* Dataset extract
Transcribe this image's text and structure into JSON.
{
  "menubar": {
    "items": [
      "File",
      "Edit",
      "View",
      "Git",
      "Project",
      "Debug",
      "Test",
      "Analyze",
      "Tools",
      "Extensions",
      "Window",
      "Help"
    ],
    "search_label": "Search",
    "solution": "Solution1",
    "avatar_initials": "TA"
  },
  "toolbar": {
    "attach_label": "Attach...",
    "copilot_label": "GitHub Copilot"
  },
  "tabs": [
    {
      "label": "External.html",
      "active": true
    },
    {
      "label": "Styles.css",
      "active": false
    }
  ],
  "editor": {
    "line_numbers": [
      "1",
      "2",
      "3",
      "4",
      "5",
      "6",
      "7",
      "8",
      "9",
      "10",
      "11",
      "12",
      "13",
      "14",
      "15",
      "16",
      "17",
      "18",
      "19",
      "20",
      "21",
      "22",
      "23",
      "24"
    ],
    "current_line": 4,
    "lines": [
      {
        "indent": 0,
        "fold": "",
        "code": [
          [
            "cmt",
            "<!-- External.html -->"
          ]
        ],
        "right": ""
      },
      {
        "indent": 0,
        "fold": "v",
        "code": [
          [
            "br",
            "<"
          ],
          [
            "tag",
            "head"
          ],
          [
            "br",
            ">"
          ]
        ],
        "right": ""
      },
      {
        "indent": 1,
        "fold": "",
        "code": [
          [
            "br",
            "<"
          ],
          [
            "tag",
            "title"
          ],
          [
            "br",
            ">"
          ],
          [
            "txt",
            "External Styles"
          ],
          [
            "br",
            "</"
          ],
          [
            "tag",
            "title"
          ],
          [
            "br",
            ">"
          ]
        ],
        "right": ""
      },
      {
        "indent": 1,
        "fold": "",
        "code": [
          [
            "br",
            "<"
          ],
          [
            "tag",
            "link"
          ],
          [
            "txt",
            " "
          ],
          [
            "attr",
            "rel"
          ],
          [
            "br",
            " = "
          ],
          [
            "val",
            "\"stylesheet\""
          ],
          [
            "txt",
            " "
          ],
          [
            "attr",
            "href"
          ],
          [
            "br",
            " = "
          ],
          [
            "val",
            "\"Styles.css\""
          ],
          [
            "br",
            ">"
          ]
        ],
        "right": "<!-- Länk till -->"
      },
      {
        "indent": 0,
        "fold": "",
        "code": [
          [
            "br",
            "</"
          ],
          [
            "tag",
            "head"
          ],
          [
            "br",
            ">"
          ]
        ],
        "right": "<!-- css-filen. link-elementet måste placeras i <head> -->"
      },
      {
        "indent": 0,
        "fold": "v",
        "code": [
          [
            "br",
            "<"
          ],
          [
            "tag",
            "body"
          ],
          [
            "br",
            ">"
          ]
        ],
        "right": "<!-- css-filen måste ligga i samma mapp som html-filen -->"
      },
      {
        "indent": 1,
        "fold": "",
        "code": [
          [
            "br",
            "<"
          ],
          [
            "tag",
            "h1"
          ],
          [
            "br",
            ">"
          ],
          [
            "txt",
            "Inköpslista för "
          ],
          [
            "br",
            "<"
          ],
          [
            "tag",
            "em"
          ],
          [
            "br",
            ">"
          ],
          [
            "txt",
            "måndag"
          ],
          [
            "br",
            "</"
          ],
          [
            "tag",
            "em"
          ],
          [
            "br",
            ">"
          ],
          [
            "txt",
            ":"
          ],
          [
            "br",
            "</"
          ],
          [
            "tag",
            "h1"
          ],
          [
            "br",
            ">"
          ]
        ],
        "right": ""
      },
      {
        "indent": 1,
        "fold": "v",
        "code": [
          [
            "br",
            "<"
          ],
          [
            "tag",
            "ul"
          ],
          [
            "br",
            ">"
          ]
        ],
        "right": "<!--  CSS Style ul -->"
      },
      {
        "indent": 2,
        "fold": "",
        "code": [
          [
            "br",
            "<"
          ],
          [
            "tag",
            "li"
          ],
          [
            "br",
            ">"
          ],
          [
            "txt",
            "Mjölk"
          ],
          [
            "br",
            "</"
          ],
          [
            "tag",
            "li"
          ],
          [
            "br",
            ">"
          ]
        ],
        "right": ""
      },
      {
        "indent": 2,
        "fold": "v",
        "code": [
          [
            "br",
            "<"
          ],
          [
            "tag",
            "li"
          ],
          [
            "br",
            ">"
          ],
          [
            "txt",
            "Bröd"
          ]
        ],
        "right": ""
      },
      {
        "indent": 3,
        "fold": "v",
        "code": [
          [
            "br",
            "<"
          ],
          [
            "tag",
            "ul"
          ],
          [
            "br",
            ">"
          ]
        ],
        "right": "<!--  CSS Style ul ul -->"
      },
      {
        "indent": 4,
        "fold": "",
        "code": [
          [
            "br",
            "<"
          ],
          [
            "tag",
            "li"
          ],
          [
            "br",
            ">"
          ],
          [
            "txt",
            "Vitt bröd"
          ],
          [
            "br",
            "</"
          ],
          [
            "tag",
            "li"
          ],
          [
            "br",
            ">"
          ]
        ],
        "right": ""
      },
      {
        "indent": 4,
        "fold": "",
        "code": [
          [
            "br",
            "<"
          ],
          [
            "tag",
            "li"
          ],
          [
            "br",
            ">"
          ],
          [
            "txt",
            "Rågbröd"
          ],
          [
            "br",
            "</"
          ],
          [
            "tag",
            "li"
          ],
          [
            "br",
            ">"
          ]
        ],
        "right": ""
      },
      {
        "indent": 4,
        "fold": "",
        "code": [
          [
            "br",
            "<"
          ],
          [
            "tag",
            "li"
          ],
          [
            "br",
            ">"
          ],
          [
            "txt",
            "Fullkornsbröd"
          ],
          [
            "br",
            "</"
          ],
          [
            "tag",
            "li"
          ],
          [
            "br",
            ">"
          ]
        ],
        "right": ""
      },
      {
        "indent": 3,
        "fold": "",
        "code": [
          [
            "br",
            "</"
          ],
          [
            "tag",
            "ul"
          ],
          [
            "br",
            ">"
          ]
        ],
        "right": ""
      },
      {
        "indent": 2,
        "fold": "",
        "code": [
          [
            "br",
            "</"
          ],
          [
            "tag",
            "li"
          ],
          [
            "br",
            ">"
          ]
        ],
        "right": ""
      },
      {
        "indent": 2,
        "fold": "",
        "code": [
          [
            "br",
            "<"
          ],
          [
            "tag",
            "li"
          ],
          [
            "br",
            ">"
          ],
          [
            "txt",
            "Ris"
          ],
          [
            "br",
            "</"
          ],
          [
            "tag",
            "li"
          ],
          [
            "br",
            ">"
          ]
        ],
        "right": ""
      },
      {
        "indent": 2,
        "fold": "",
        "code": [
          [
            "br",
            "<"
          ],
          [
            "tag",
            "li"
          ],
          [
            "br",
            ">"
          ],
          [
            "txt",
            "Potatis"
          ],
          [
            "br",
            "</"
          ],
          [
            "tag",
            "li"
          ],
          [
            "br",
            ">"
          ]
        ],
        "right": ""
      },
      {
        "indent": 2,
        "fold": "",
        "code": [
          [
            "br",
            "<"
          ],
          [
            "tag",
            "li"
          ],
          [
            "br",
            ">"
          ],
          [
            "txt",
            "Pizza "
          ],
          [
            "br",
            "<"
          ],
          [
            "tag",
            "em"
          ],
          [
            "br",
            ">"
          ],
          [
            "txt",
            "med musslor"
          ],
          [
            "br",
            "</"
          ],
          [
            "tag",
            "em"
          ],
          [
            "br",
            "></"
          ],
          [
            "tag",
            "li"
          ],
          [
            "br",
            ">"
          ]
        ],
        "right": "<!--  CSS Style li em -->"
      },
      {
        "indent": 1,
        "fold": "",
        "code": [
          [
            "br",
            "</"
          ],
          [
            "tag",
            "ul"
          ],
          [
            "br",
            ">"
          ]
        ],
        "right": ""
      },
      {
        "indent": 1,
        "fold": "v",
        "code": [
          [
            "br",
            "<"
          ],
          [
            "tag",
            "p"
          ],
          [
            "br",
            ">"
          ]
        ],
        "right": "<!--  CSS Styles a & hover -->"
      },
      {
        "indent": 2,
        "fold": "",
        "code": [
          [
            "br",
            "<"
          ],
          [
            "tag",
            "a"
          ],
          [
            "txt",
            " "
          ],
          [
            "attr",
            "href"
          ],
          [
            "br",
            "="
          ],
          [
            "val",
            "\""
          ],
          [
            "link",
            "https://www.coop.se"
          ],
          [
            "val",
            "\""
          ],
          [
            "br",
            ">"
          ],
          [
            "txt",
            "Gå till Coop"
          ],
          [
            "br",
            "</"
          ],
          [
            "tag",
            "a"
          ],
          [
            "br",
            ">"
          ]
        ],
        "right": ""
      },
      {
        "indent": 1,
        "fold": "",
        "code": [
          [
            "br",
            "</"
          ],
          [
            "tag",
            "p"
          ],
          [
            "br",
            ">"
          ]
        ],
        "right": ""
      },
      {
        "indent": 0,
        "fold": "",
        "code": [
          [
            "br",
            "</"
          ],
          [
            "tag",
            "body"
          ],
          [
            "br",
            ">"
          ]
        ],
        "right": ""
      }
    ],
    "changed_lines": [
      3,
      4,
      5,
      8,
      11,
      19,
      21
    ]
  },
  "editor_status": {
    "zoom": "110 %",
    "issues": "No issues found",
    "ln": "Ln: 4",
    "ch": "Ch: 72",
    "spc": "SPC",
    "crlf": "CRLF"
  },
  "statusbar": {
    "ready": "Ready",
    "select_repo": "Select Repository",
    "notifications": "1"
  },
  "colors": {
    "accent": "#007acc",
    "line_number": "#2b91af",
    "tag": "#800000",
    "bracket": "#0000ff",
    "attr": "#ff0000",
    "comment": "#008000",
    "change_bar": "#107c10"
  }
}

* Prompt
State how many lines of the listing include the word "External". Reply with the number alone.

* Written solution
3